“As much as I love doing interactive stuff and being more active, It’s kind of hard to do those things while trying to keep everyone safe,” Melanie Tran-Duong ‘21, one of the leaders of Interact Club, said. “There’s still a pandemic going on, so we don’t want to just get together and volunteer, because I don’t think that would be really helping people as much as it’s hurting people.” 

Many aspects of volunteering and community service have been altered due to the pandemic. 

“Being in person and being able to interact with people that you don’t know has changed,” Ella Fast ‘23, a member of Interact Club said. “For example, before COVID-19, I was able to go to different places, like the animal shelter, and interact with people that I don’t normally talk to, but now it’s a lot harder to interact with those people.”

Interact club has struggled in finding as many opportunities to reach out in the community. 

We do so many group activities, group projects, and we go out into the community, so it has been very difficult to maintain a high level of activity. Many places are no longer offering volunteer opportunities,” Dr. Humston, the advisor of the club said.

Despite these challenges, Interact Club has been making things work. The club meets online every week and has made it possible for both online and hybrid students to participate in their activities. 

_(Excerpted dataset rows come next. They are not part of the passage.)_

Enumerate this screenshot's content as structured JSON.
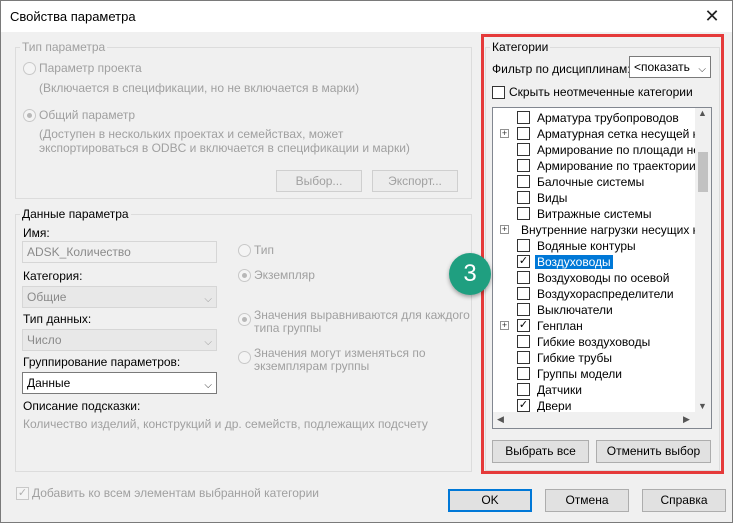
{
  "window": {
    "title": "Свойства параметра",
    "close_glyph": "✕"
  },
  "param_type": {
    "group_label": "Тип параметра",
    "project_param": "Параметр проекта",
    "project_desc": "(Включается в спецификации, но не включается в марки)",
    "shared_param": "Общий параметр",
    "shared_desc_1": "(Доступен в нескольких проектах и семействах, может",
    "shared_desc_2": "экспортироваться в ODBC и включается в спецификации и марки)",
    "select_button": "Выбор...",
    "export_button": "Экспорт..."
  },
  "param_data": {
    "group_label": "Данные параметра",
    "name_label": "Имя:",
    "name_value": "ADSK_Количество",
    "type_radio": "Тип",
    "instance_radio": "Экземпляр",
    "category_label": "Категория:",
    "category_value": "Общие",
    "datatype_label": "Тип данных:",
    "datatype_value": "Число",
    "align_radio_1": "Значения выравниваются для каждого",
    "align_radio_2": "типа группы",
    "vary_radio_1": "Значения могут изменяться по",
    "vary_radio_2": "экземплярам группы",
    "grouping_label": "Группирование параметров:",
    "grouping_value": "Данные",
    "tooltip_label": "Описание подсказки:",
    "tooltip_value": "Количество изделий, конструкций и др. семейств, подлежащих подсчету"
  },
  "categories": {
    "group_label": "Категории",
    "filter_label": "Фильтр по дисциплинам:",
    "filter_value": "<показать",
    "hide_unchecked": "Скрыть неотмеченные категории",
    "items": [
      {
        "label": "Арматура трубопроводов",
        "checked": false,
        "expand": false,
        "has_cb": true
      },
      {
        "label": "Арматурная сетка несущей конс",
        "checked": false,
        "expand": true,
        "has_cb": true
      },
      {
        "label": "Армирование по площади несу",
        "checked": false,
        "expand": false,
        "has_cb": true
      },
      {
        "label": "Армирование по траектории не",
        "checked": false,
        "expand": false,
        "has_cb": true
      },
      {
        "label": "Балочные системы",
        "checked": false,
        "expand": false,
        "has_cb": true
      },
      {
        "label": "Виды",
        "checked": false,
        "expand": false,
        "has_cb": true
      },
      {
        "label": "Витражные системы",
        "checked": false,
        "expand": false,
        "has_cb": true
      },
      {
        "label": "Внутренние нагрузки несущих кон",
        "checked": false,
        "expand": true,
        "has_cb": false
      },
      {
        "label": "Водяные контуры",
        "checked": false,
        "expand": false,
        "has_cb": true
      },
      {
        "label": "Воздуховоды",
        "checked": true,
        "expand": false,
        "has_cb": true,
        "selected": true
      },
      {
        "label": "Воздуховоды по осевой",
        "checked": false,
        "expand": false,
        "has_cb": true
      },
      {
        "label": "Воздухораспределители",
        "checked": false,
        "expand": false,
        "has_cb": true
      },
      {
        "label": "Выключатели",
        "checked": false,
        "expand": false,
        "has_cb": true
      },
      {
        "label": "Генплан",
        "checked": true,
        "expand": true,
        "has_cb": true
      },
      {
        "label": "Гибкие воздуховоды",
        "checked": false,
        "expand": false,
        "has_cb": true
      },
      {
        "label": "Гибкие трубы",
        "checked": false,
        "expand": false,
        "has_cb": true
      },
      {
        "label": "Группы модели",
        "checked": false,
        "expand": false,
        "has_cb": true
      },
      {
        "label": "Датчики",
        "checked": false,
        "expand": false,
        "has_cb": true
      },
      {
        "label": "Двери",
        "checked": true,
        "expand": false,
        "has_cb": true
      }
    ],
    "select_all": "Выбрать все",
    "deselect": "Отменить выбор"
  },
  "footer": {
    "add_all": "Добавить ко всем элементам выбранной категории",
    "ok": "OK",
    "cancel": "Отмена",
    "help": "Справка"
  },
  "callout": {
    "number": "3",
    "color": "#1f9f80"
  },
  "highlight_color": "#e53a3a"
}
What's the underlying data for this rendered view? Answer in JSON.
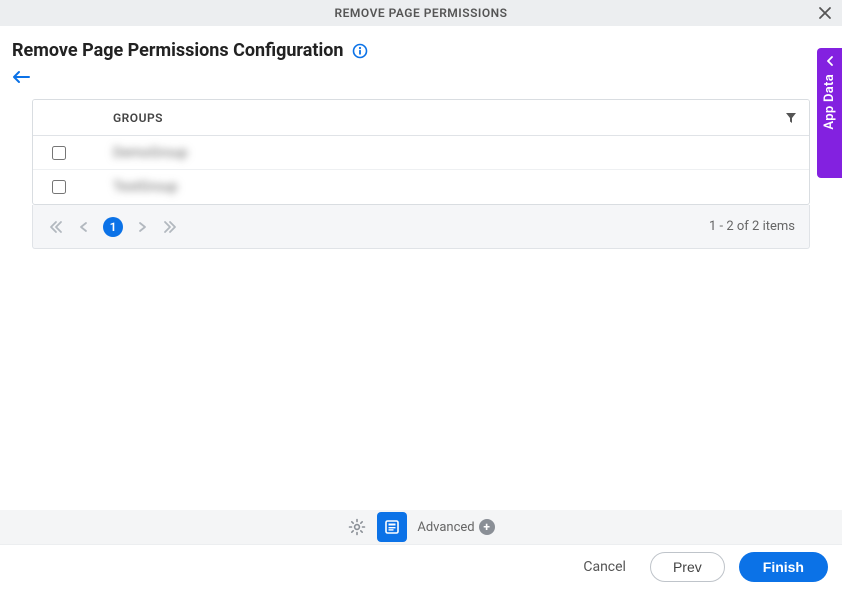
{
  "header": {
    "title": "REMOVE PAGE PERMISSIONS"
  },
  "page": {
    "title": "Remove Page Permissions Configuration"
  },
  "table": {
    "column_header": "GROUPS",
    "rows": [
      {
        "name": "DemoGroup"
      },
      {
        "name": "TestGroup"
      }
    ]
  },
  "pagination": {
    "current_page": "1",
    "summary": "1 - 2 of 2 items"
  },
  "side_tab": {
    "label": "App Data"
  },
  "toolbar": {
    "advanced_label": "Advanced"
  },
  "footer": {
    "cancel": "Cancel",
    "prev": "Prev",
    "finish": "Finish"
  }
}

“We’ve been sharing ideas of how we can help the community, and staying in touch with each other. It’s important to keep in mind that everybody’s going through different stuff,” Fast said.  

The club has found ways to safely do community service and has enjoyed getting together in small groups, while socially distant. In the fall, the club got together to clean up trash around City High. In the winter, club members individually made fleece tie blankets that were donated to the Crisis center.

 “We have taken some of our activities and divided them up for students to work independently on them. They have done a great job of seeking out opportunities,” Dr. Humston said.

In November, the club set up a canned food drive. However, they were unable to collect many donations due to the fact that ICCSD moved back to a fully online model. The club is planning to extend the drive in the future. 

While collecting donations for the canned food drive, the club found it difficult to reach as many people. 

“The food drive was hard because we were trying to figure out a way that online students would be able to donate as well,” Fast said. “We were trying to figure out how people can drop things off at a certain time or another kind of system.” 

As for Interact Club’s upcoming plans, the club is organizing their annual Matchomatics fundraiser. According to Tran-Duong, the club also hopes to do more small group activities, like another trash cleanup. 

“I feel like we’re just moving as things go, just playing it by ear and moving along with what is happening because it’s kind of hard to predict what will happen in the future” Tran-Duong explained. 

Even though the pandemic has caused issues for Interact Club, their mission of community service has been increasingly important.

  “Volunteering and service [are] so focused on community good,” Dr. Humston said. “I have learned just how much we need to be together and how much we really need community.” 

 As the club continues to help out in the community, its members have learned a lot. 

“Doing your best to help people, especially in times of hardship for the greater community, it’s even more important in times like these,” Fast said.